§ Data extracts:
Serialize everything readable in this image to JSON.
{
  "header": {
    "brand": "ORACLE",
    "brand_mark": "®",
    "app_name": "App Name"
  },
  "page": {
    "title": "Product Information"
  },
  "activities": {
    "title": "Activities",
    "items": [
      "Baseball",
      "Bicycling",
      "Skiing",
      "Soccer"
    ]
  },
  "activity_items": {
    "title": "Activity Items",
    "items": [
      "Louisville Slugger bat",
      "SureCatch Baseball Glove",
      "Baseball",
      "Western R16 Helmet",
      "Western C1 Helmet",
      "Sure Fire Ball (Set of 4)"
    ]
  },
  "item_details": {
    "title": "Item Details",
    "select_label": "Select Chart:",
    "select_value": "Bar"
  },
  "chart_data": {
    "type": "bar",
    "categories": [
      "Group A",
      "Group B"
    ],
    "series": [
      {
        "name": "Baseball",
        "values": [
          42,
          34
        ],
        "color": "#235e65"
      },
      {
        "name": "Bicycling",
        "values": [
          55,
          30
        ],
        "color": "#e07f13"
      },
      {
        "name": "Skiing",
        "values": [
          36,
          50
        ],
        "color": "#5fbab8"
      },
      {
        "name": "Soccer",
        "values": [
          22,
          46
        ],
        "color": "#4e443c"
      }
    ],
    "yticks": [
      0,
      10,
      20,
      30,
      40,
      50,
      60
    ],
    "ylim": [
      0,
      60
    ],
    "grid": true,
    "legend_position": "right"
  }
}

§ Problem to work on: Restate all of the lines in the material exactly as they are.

§ Result:
Serialize everything readable in this image to JSON.
{
  "header": {
    "brand": "ORACLE",
    "brand_mark": "®",
    "app_name": "App Name"
  },
  "page": {
    "title": "Product Information"
  },
  "activities": {
    "title": "Activities",
    "items": [
      "Baseball",
      "Bicycling",
      "Skiing",
      "Soccer"
    ]
  },
  "activity_items": {
    "title": "Activity Items",
    "items": [
      "Louisville Slugger bat",
      "SureCatch Baseball Glove",
      "Baseball",
      "Western R16 Helmet",
      "Western C1 Helmet",
      "Sure Fire Ball (Set of 4)"
    ]
  },
  "item_details": {
    "title": "Item Details",
    "select_label": "Select Chart:",
    "select_value": "Bar"
  },
  "chart_data": {
    "type": "bar",
    "categories": [
      "Group A",
      "Group B"
    ],
    "series": [
      {
        "name": "Baseball",
        "values": [
          42,
          34
        ],
        "color": "#235e65"
      },
      {
        "name": "Bicycling",
        "values": [
          55,
          30
        ],
        "color": "#e07f13"
      },
      {
        "name": "Skiing",
        "values": [
          36,
          50
        ],
        "color": "#5fbab8"
      },
      {
        "name": "Soccer",
        "values": [
          22,
          46
        ],
        "color": "#4e443c"
      }
    ],
    "yticks": [
      0,
      10,
      20,
      30,
      40,
      50,
      60
    ],
    "ylim": [
      0,
      60
    ],
    "grid": true,
    "legend_position": "right"
  }
}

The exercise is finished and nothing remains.